Baltimore City schools received $1.6 billion in taxpayer funding last year, the largest funding it has ever received. The school district also received $799 million in Covid relief funding from the federal government. The public is questioning how the money was spent. There are calls for the school CEO to resign.
COVID policies had devastating effects on schools: more than 8 in 10 public schools nationwide reported stunted behavioral and social-emotional development in their students. In addition, millions of students had missed more than 10 percent of schools days during the 2021-22 year, twice the number seen in previous years.
In early 2022, it was reported that the number of student arrests in Baltimore City Schools plummeted 98%, but whistleblowers reported that authorities are trying to keep the numbers down for political reasons. "Arrests is not being made when they need to be made. We are turning our heads on it," a whistleblower told Project Baltimore.
Videos from inside City Schools showed students fighting and teachers being attacked. Project Baltimore reported that parents are worried the violence has gotten out of control making it difficult for other students to learn. Two Baltimore City Schools police officers turned whistleblowers said the violence has gotten so bad because they were not allowed to do their jobs.
They were told to release students who committed criminal acts to their parents. In the 2008 school year, 971 students were arrested.

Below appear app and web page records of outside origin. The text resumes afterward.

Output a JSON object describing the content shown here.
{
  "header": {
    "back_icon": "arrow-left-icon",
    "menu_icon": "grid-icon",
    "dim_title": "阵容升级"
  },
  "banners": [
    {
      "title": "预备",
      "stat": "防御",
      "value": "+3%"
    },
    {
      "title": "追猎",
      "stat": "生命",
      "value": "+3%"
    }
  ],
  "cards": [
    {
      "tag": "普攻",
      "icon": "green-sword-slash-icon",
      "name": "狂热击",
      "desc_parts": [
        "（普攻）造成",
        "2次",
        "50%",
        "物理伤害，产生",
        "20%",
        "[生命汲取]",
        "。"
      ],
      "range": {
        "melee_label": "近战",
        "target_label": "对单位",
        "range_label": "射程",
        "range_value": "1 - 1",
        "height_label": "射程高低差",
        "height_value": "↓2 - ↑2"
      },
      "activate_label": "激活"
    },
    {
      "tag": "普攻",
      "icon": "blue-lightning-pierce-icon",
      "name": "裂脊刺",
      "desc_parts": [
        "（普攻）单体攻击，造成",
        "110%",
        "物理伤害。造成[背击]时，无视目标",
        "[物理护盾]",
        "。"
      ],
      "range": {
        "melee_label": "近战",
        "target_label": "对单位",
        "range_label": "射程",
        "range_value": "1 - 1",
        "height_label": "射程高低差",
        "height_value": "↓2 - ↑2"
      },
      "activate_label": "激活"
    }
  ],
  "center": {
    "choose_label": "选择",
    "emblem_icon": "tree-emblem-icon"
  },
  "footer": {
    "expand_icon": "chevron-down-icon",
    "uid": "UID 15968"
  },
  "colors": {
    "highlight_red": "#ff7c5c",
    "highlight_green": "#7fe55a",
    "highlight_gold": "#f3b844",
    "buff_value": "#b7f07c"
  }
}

Ten years later, that number dropped to just 18.
"There is no such thing as a low-level crime when kids are hurting each other," said one of the whistleblowers. "If there is no discipline, the child is going to do it over and over again, because they haven't learned anything."